She grew up to study art history at NYU. In 1948, working as an interior designer, she met and married advertising executive Carl Apfel. Combining her artistic flare with his business acumen, they established a manufacturing company called “Old World Weavers.” The business stitched together their shared love of globetrotting, rummaging for artisan crafts, bazaar bartering, and hunting for exotic textiles. For 42 years, the Apfels’ eyes wove seemingly random odds and ends together into an otherworldly treasure trove of sophisticated style. Sought after for their understanding of textiles, originality, and attention to detail, the duo worked as restoration specialists for many of the world’s greatest museums. Though nine White House administrations, their creations inspired the interior designs for Presidents and First Ladies Truman, Eisenhower, Kennedy, Johnson, Nixon, Carter, Reagan, and Clinton.

As they traveled, Iris indulged her fascination with acquiring finely embroidered liturgical vestments, tribal attire, and the nonchalant styles of chic Europeans. To the Apfels, each culture’s notes were a symphony of style. Trekking across global boundaries and erasing punctuation marks between couture and kitsch, the couple saw synergy rather than discord across in the diverse cultures they visited.

When professional responsibilities included socializing with clientele, Iris avoided wearing predictable pretty frocks created by the designers du jour. She saw the looks as uniform and lacking originality. Instead, she wore a poetic fusion of flowing ensembles, such as ministerial robes with tribal African and Navaho jewelry with Versace trousers and loose feathers.  She experimented playfully with color, sound, and textures, becoming a fashion icon to the designers whose work she rejected.

“IRIS” shows the loving Apfel couple living between cluttered apartments in Palm Beach and New York. Although her collections were well-known among artsy crowds, her fame grew when she became a last minute replacement for a fashion exhibit at the Metropolitan Museum’s Costume Institute in 2005. The hastily installed, serendipitous show of Iris’ clothes and accessories culled from her closets, led to Iris becoming a name that was synonymous with an age-defying, multicultural liberation of style.

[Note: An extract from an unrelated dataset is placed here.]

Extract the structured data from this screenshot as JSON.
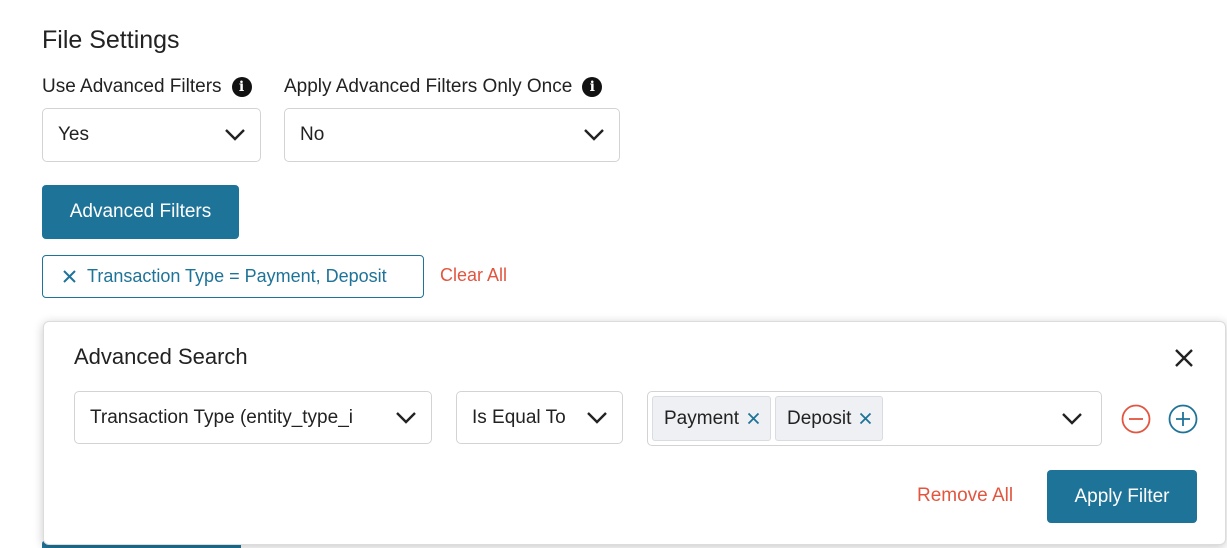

As the music softens, the photography focuses on Iris’ eyes when she dotes on her beloved 100-year-old business partner/husband/serenader, Carl. Her white hair and black signature glasses fill the screen. She says she loses sleep worrying over health concerns. She and Carl have been inseparable for more than 67 years. Time feels like it is slipping away during this study of black and white.

The documentary concludes the way it began, filled with laughter and love. “IRIS” is more than an 83-minute fashion film; its colors, music, and sentiments celebrate curiosity, ageless creativity, and a love of life.

The PG film is available on DVD, Blu-Ray, or Netflix.

Albert Maysles passed away in New York on March 5, 2015, a month before this film premiered.

Carl Apfel passed away in Palm Beach on Aug. 1, 2015, three days shy of his 101st birthday.

Diane Kilgore is a Boston-area blogger.

NBPValueoflife

Comments

comments